We opt for an alojamiento in Tahua instead. I longed for camping but the soft, stinky shore of Tahua is not that great. Besides, there’s no wood either. I am not happy in alojamientos, I can not make my own chai, coffee or tea. Yet, the motorbike and ourselves are very dirty and I surely need a wash, drenched in mud as I am.
Still, we are somehow removed from what I love: to live outside. Living outside is not the same as being outside. We’re too busy. We have no rest. Taking too long to pack, leaving too late. See our heap of stuff!?
Making a fire is hardly working out. We’re not able to bake our own bread. We eat irregular. We are both very tired at the end of the day. We don’t fall into each other’s arms, but into a deep, dreamy sleep. The altitude deforms our lips to petrified worms. We can hardly open them further than the width of a flattened piece of soft bread. And if we do, they crack open, a drip of blood gushing out.
I feel I have been thrown back to a part of the backpackers-lifestyle. It has to change. I carry a backpack, all right. But there it needs to end. ‘We will find out soon, that we suddenly got into a groove we both like,’ I comfort both Geo and myself.
We are searching. Just as the order of our bags, duffel bag, canisters and numerous plastic bags.
Maybe, to find a constant balance, ever changing. To do what one likes and to keep doing just that is maybe not a balance anymore. Mere habit.
Geo is impressed with Salar de Uyuni (as my dad was too), not with the dreadful town, many tiresome locals nor with where we camp. Neither am I. The town has to be avoided at all costs, if possible. Though it is an excellent base to stock up, and I buy ready-made lunches in order to have a former warm meal at preferable exactly 2 o’clock.
At times I realize how difficult I am. How a complicated person.
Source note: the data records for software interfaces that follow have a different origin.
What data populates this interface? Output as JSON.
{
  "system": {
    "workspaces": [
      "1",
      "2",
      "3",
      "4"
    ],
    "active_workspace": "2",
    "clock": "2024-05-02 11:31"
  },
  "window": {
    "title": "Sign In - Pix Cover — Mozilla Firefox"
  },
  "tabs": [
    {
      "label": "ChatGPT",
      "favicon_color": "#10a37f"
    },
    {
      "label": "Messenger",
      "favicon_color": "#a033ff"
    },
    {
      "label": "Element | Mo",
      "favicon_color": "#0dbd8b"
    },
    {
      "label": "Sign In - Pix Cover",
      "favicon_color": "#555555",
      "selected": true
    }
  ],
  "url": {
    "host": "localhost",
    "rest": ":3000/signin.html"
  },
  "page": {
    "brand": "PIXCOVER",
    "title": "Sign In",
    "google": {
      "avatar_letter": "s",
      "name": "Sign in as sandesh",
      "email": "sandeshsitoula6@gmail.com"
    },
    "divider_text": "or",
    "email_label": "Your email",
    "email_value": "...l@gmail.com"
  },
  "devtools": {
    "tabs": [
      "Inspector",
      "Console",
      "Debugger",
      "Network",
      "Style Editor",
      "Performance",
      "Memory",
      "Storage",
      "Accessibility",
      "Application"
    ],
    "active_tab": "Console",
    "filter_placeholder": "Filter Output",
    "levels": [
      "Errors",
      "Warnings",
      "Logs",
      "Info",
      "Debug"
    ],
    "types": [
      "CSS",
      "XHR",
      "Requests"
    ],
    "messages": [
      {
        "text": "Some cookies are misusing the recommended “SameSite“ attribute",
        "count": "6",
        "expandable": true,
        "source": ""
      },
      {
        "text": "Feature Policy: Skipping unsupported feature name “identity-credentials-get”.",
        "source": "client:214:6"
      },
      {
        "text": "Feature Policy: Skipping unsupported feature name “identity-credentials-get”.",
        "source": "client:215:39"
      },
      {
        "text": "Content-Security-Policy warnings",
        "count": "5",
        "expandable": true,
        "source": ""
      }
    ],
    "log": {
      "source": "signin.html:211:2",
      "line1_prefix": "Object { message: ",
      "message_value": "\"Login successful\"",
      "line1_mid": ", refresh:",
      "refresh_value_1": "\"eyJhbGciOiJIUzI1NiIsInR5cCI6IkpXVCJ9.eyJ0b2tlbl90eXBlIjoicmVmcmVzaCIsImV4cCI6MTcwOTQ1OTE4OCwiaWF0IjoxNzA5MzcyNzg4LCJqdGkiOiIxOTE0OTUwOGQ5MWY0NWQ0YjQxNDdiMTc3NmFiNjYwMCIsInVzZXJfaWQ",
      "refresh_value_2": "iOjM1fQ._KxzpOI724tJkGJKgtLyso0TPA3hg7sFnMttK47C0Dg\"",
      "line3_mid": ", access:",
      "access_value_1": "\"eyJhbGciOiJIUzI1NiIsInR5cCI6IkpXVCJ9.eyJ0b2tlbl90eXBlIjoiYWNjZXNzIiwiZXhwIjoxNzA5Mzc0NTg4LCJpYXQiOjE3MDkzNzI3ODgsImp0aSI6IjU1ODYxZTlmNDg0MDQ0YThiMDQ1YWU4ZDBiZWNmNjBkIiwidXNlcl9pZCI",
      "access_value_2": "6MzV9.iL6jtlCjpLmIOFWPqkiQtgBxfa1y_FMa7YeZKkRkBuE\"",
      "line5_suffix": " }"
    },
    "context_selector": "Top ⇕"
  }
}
Sort of a river, washed out, eroded. Gnawed in a particular shape. Worn away in a fitting shape. Specific. I need to eat around 2 o’clock. Things have to go on time, without using a watch I simply need order. Sometimes spontaneous, usually not.
I realize I make a lot of photos, trying to gather as much as would I cycle, attempting to fasten what my eyes see. And we see much since we travel faster on a motorbike.
The village Tahua wants to go forward. All mud-brick houses are renewed. Indeed, the president in exile, Evo Morales, took care for the Bolivian folks living in an old fashioned way. And I think only the well-off, the people who are born in luxury can appreciate a mud brick house without a shower.
The fields are still enclosed by stones and if anything is fenced by wires, it is crops protected against wandering animals.
Camping in Bolivia is wondrous. There is absolute freedom. Though with a motorbike it is less easy to find camp spots and to get off the road. But being with a motorbike on tracks I preferred to be with a bicycle, is still being on the right path. I realize I am fully in nature.
‘It’s different’, says Phillipe from Lyon when Geo asks him whether it is harder on a bicycle. The Frenchman’s opening line was ‘shall we exchange transport?’ and with a lukewarm ‘sure’, I not much later check out his bicycle.
Seeing his bicycle made me realize I do not want to be on one anymore. A soothing, and suiting, thought. I don’t navigate myself anymore and I am not physical active either. The latter I miss, to be satisfied with where I came on own power. Sometimes I think ‘am I idealizing cycling too much?’ and ‘Do I make it too rosy?’ I think I do, and I don’t. The roads Geo and I now take would make me very weak and I could not go on for very long with the load I carried. The distances are too long. I was often cursing and wanting to stop… yet, I do miss the physical exercise.
But I do feel too that we are almost falling in place, my husband and me with where we are and how we travel!
And thanks to Heike, she made me aware of using resin to make fires go easier.
November 2019. Tupiza, Atocha, Uyuni, Tahua